And no, I have absolutely no idea why this is called a daisy chain . . .
Modern “personal leashes”, such as the Metolius Personal Anchor System (PAS), are made of connected full strength loops. Use them for just about any kind of connection to the anchor, clip two adjacent loops, make a rappel extension, whatever, it's going to be bomber no matter where you clip it.
Metolius PAS. Each sewn loop is full strength (22 Kn)
But, before the PAS came along, many climbers used a sewn pocket daisy chain as a personal leash. Even though this is designed for aid climbing and bodyweight only, the convenient pockets were too tempting to pass up. And hey, the sling as a whole is rated to 20+ Kn, right?
Sewn pocket daisy chain
Well, these pockets disguised a potentially lethal problem. Each pocket is sewn with bar tacking that's only rated to about 2 Kn (about 440 lbs.) Clipping one pocket is okay. But clip two pockets and put any sort of a serious load on it, you could potentially break the sewn bar tacks and be completely off your anchor! Large problem!
Clip ONE loop on a sewn pocket daisy? No worries.
Clip TWO adjacent loops on a sewn pocket daisy? Break those bar tacks and you’re gone, YIKES!
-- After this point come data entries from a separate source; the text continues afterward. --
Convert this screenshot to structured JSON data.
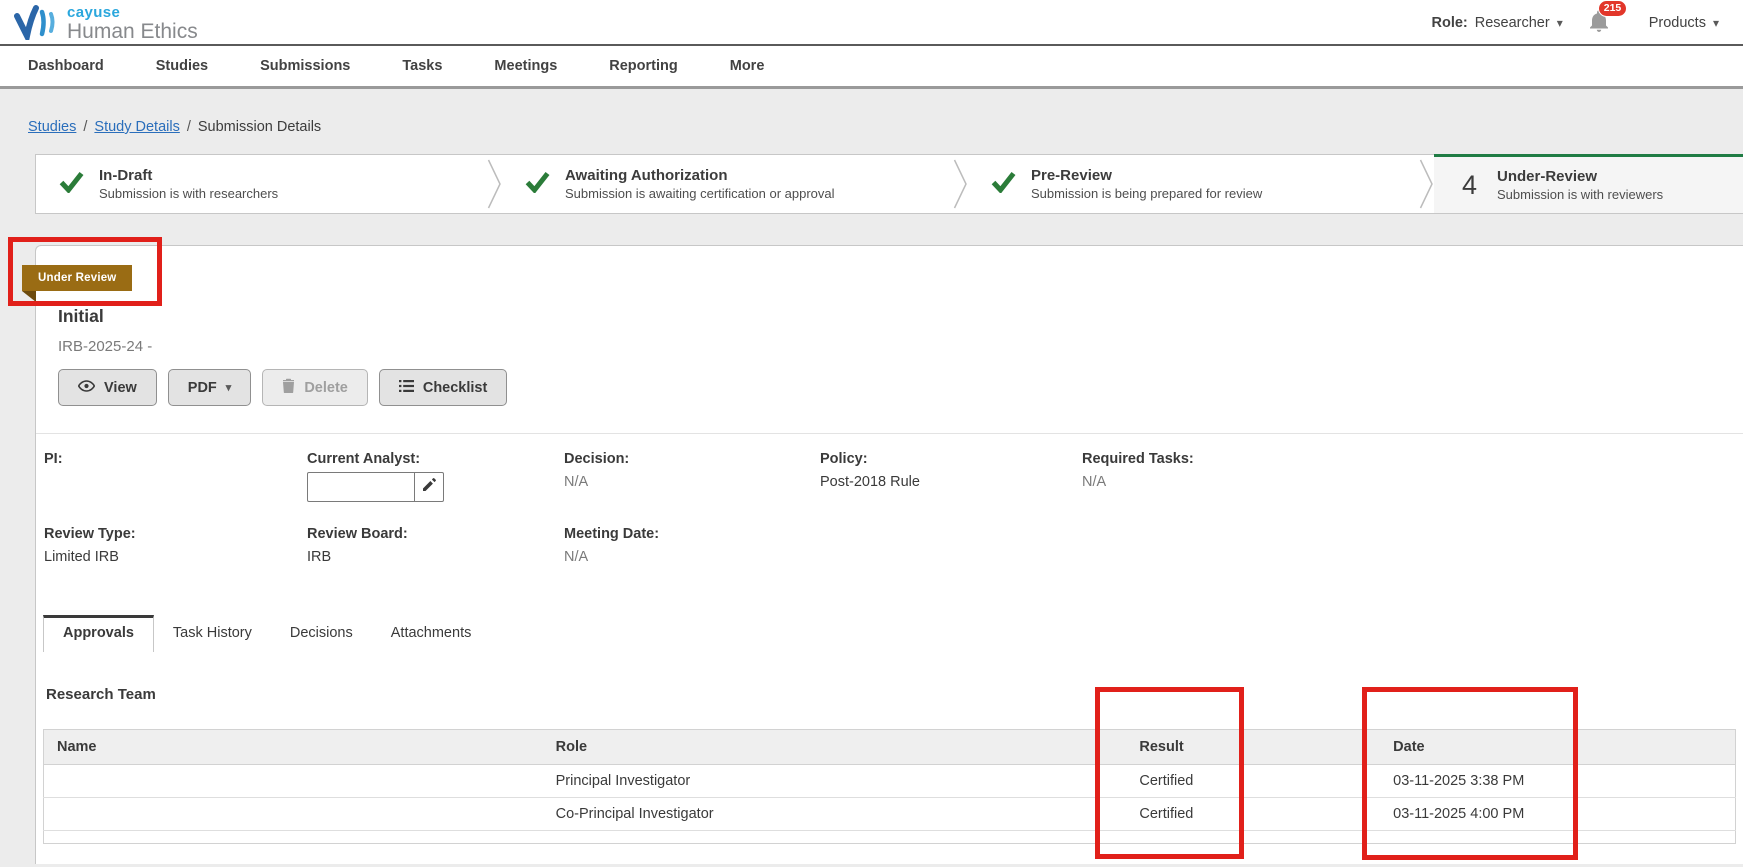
{
  "header": {
    "brand_name": "cayuse",
    "product_name": "Human Ethics",
    "role_label": "Role:",
    "role_value": "Researcher",
    "notifications_count": "215",
    "products_label": "Products"
  },
  "nav": {
    "items": [
      "Dashboard",
      "Studies",
      "Submissions",
      "Tasks",
      "Meetings",
      "Reporting",
      "More"
    ]
  },
  "breadcrumb": {
    "separator": "/",
    "links": [
      "Studies",
      "Study Details"
    ],
    "current": "Submission Details"
  },
  "stepper": {
    "steps": [
      {
        "title": "In-Draft",
        "subtitle": "Submission is with researchers",
        "state": "complete"
      },
      {
        "title": "Awaiting Authorization",
        "subtitle": "Submission is awaiting certification or approval",
        "state": "complete"
      },
      {
        "title": "Pre-Review",
        "subtitle": "Submission is being prepared for review",
        "state": "complete"
      },
      {
        "title": "Under-Review",
        "subtitle": "Submission is with reviewers",
        "state": "current",
        "step_number": "4"
      }
    ]
  },
  "submission": {
    "status_badge": "Under Review",
    "title": "Initial",
    "id": "IRB-2025-24 -",
    "buttons": {
      "view": "View",
      "pdf": "PDF",
      "delete": "Delete",
      "checklist": "Checklist"
    }
  },
  "details": {
    "pi": {
      "label": "PI:",
      "value": ""
    },
    "current_analyst": {
      "label": "Current Analyst:",
      "value": ""
    },
    "decision": {
      "label": "Decision:",
      "value": "N/A"
    },
    "policy": {
      "label": "Policy:",
      "value": "Post-2018 Rule"
    },
    "required_tasks": {
      "label": "Required Tasks:",
      "value": "N/A"
    },
    "review_type": {
      "label": "Review Type:",
      "value": "Limited IRB"
    },
    "review_board": {
      "label": "Review Board:",
      "value": "IRB"
    },
    "meeting_date": {
      "label": "Meeting Date:",
      "value": "N/A"
    }
  },
  "tabs": {
    "active": "Approvals",
    "items": [
      "Approvals",
      "Task History",
      "Decisions",
      "Attachments"
    ]
  },
  "approvals": {
    "section_title": "Research Team",
    "table": {
      "columns": [
        "Name",
        "Role",
        "Result",
        "Date"
      ],
      "rows": [
        [
          "",
          "Principal Investigator",
          "Certified",
          "03-11-2025 3:38 PM"
        ],
        [
          "",
          "Co-Principal Investigator",
          "Certified",
          "03-11-2025 4:00 PM"
        ]
      ]
    }
  },
  "colors": {
    "link_blue": "#2a6ebb",
    "check_green": "#2b7c39",
    "active_step_green": "#1f7c44",
    "ribbon_gold": "#9a6c14",
    "annotation_red": "#e1201a",
    "notification_badge_red": "#e2362a"
  }
}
Fortunately, most modern climbers are aware of this potential problem with pocket daisy chains, so many folks have a semi-retired pocketed daisy that’s now collecting dust in the bottom of the gear bin. Well, here's a possible use for that.
The sewn pocket daisy makes a pretty sweet gear sling!
Hook it around your shoulder, and adjust it by clipping a carabiner or a quick link in the loop that fits your body.
Now, you have a bunch of sewn loops available, which keep all of your gear from bunching together, the main problem of the traditional single gear sling.